BRENTWOOD, N.Y. — Muddy boots, sap-speckled shirts, and wide-brimmed hats were the unofficial, everyday uniform for the young people who spent their summer focusing on ecology work at the Sisters of St. Joseph’s Brentwood campus.
They toiled in three separate categories: land ecology, garden ministry, and farming.
A staggered group of seven ecology interns and Worldwide Opportunities on Organic Farms (WWOOF) volunteers lived on the 212-acre Brentwood property between the end of May and the beginning of August — pursuing their passions and making the Earth a greener place, one row of plants at a time.
It was not the first time, however, the religious order had focused its attention on environmental programming.

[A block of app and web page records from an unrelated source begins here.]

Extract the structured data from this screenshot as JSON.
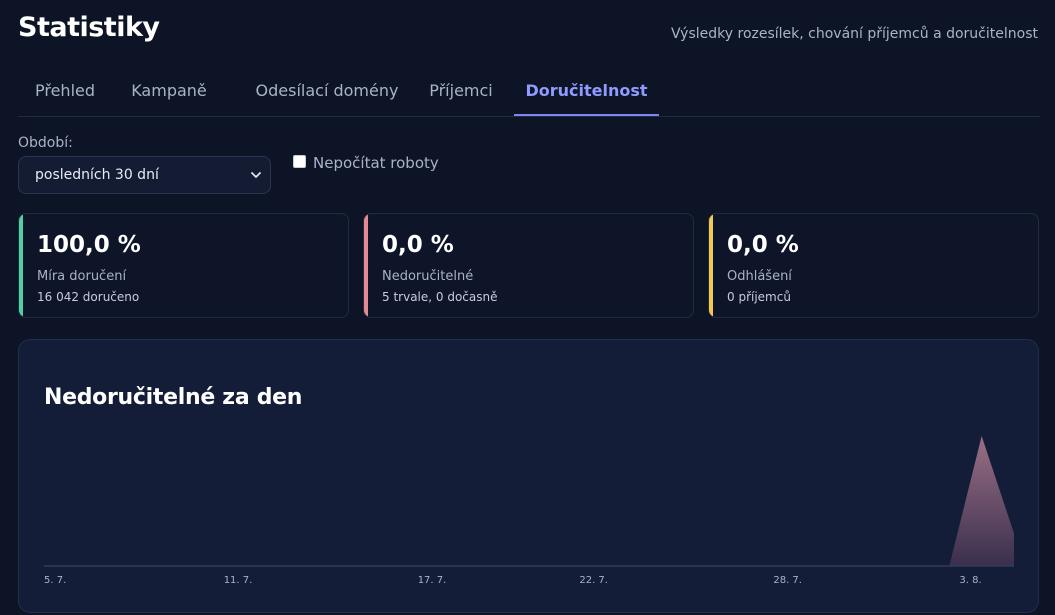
{
  "header": {
    "title": "Statistiky",
    "subtitle": "Výsledky rozesílek, chování příjemců a doručitelnost"
  },
  "tabs": [
    {
      "label": "Přehled",
      "active": false
    },
    {
      "label": "Kampaně",
      "active": false
    },
    {
      "label": "Odesílací domény",
      "active": false
    },
    {
      "label": "Příjemci",
      "active": false
    },
    {
      "label": "Doručitelnost",
      "active": true
    }
  ],
  "filters": {
    "period_label": "Období:",
    "period_value": "posledních 30 dní",
    "robots_label": "Nepočítat roboty",
    "robots_checked": false
  },
  "cards": [
    {
      "value": "100,0 %",
      "label": "Míra doručení",
      "detail": "16 042 doručeno",
      "accent": "#4fd1a5"
    },
    {
      "value": "0,0 %",
      "label": "Nedoručitelné",
      "detail": "5 trvale, 0 dočasně",
      "accent": "#e58a95"
    },
    {
      "value": "0,0 %",
      "label": "Odhlášení",
      "detail": "0 příjemců",
      "accent": "#f2c94c"
    }
  ],
  "chart": {
    "title": "Nedoručitelné za den"
  },
  "chart_data": {
    "type": "area",
    "title": "Nedoručitelné za den",
    "x_ticks": [
      "5. 7.",
      "11. 7.",
      "17. 7.",
      "22. 7.",
      "28. 7.",
      "3. 8."
    ],
    "x": [
      "5. 7.",
      "6. 7.",
      "7. 7.",
      "8. 7.",
      "9. 7.",
      "10. 7.",
      "11. 7.",
      "12. 7.",
      "13. 7.",
      "14. 7.",
      "15. 7.",
      "16. 7.",
      "17. 7.",
      "18. 7.",
      "19. 7.",
      "20. 7.",
      "21. 7.",
      "22. 7.",
      "23. 7.",
      "24. 7.",
      "25. 7.",
      "26. 7.",
      "27. 7.",
      "28. 7.",
      "29. 7.",
      "30. 7.",
      "31. 7.",
      "1. 8.",
      "2. 8.",
      "3. 8.",
      "4. 8."
    ],
    "series": [
      {
        "values": [
          0,
          0,
          0,
          0,
          0,
          0,
          0,
          0,
          0,
          0,
          0,
          0,
          0,
          0,
          0,
          0,
          0,
          0,
          0,
          0,
          0,
          0,
          0,
          0,
          0,
          0,
          0,
          0,
          0,
          4,
          1
        ]
      }
    ],
    "colors": {
      "area_top": "#9a6f86",
      "area_bottom": "#3a2f4d",
      "baseline": "#323c57"
    }
  }
}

Among numerous previous initiatives, the sisters affirmed their land ethic statement in 2015, added five acres of solar panels in 2018 — becoming the largest privately-owned solar array on Long Island — and have leased 28 acres of land to local organic farmers and gardeners since 2016.
“It’s important to let people know who we are today as sisters, the things we’re doing, especially in our relationship with the earth, universe, and lands that we hold in sacred trust,” said Sister Karen Burke, CSJ, coordinator of land initiatives with the Sisters of St. Joseph.
“The summertime opportunities offer the opportunity for people to experience community, while at the same time, be in relation with Earth and the ecosystems around us.”
The sisters began inviting people to work with them and their programs two summers ago. This summer proved to be critical in bringing the community back together again during the pandemic and working towards a more sustainable future.
“One thing I love about my job is I get to experiment,” said on-campus landscape ecologist Amanda Furcall, who oversaw four interns this summer. “And I have all these wonderful people — who are just out of school or in the middle of school and are kind of steeped in all this knowledge — who can provide other perspectives and ideas of what restoration ecology is and can be.”
Christina Carroll was one of the interns who worked directly with Furcall from June 14 to August 6. She majored in environmental engineering in college and worked in that field for several years before deciding to pursue a master’s in ecology.
“I just went back to grad school [at the University of North Carolina at Chapel Hill] in the spring and was looking for a hands-on summer internship where I could see what an ecologist does in the real world,” Carroll explained. “This campus is exactly what I was looking for.”
Carroll and her colleagues, who focused on restoration ecology, removed invasive plants that were harming and killing trees, planted native tree species like white pines, and surveyed the regenerating, 100-year-old forest that stands on the sisters’ property. They discovered that little cherry, Holly, and oak trees were sprouting nearby due to natural seed dispersal.
By early August, WWOOFer Gabrielle Pelicci was already halfway done with her time in the sisters’ garden ministry program. She arrived in Long Island after doing 18 months of work related to farming and permaculture and natural sustainable building in Puerto Rico, Southern California, Florida, and New Mexico.
“I came to this farm specifically because of the mission and because I’m really passionate about caring for the land and caring for people,” Pelicci said. “The values, the land ethics statement and the values of the sisters were most interesting to me.”
Next month, Pelicci will continue her adventure in the U.S. Virgin Islands and plans to look into buying her own land that could be used to help people better connect with nature.
On the other side of campus, WWOOFer Josephina Starr stepped off rowed-off farmland, taking a swig of water after harvesting 105 pounds of lettuce with two other volunteers from the Island Harvest Food Bank. She wanted more hands-on experience in seeing how an organic farm is built from the ground up.
“Organic farming is really important for the future of the economy,” Starr said on August 6, her second-to-last day on the property. “It’s super important to have the knowledge of how to have an organic farm because it’s being seen as one of the most important potential ways to feed America for the future.”
“I feel this farm in particular has an underlying acknowledgement of spirituality,” she continued. “And the fact that the nuns own this land and how they acknowledge the importance of climate change and green methods of energy, I think, is a good example for people.”
Though summer is quickly coming to a close, the next major project on the sisters’ radar is constructing a waste treatment wetland site with native plants.
“We’re putting in two waste treatment systems in order to clean wastewater before it goes back into the aquifers,” said Sister Karen, explaining that they hope to complete the project in the fall.
“There’s lots of other things besides farming and land ecology that are all about sustainable living.”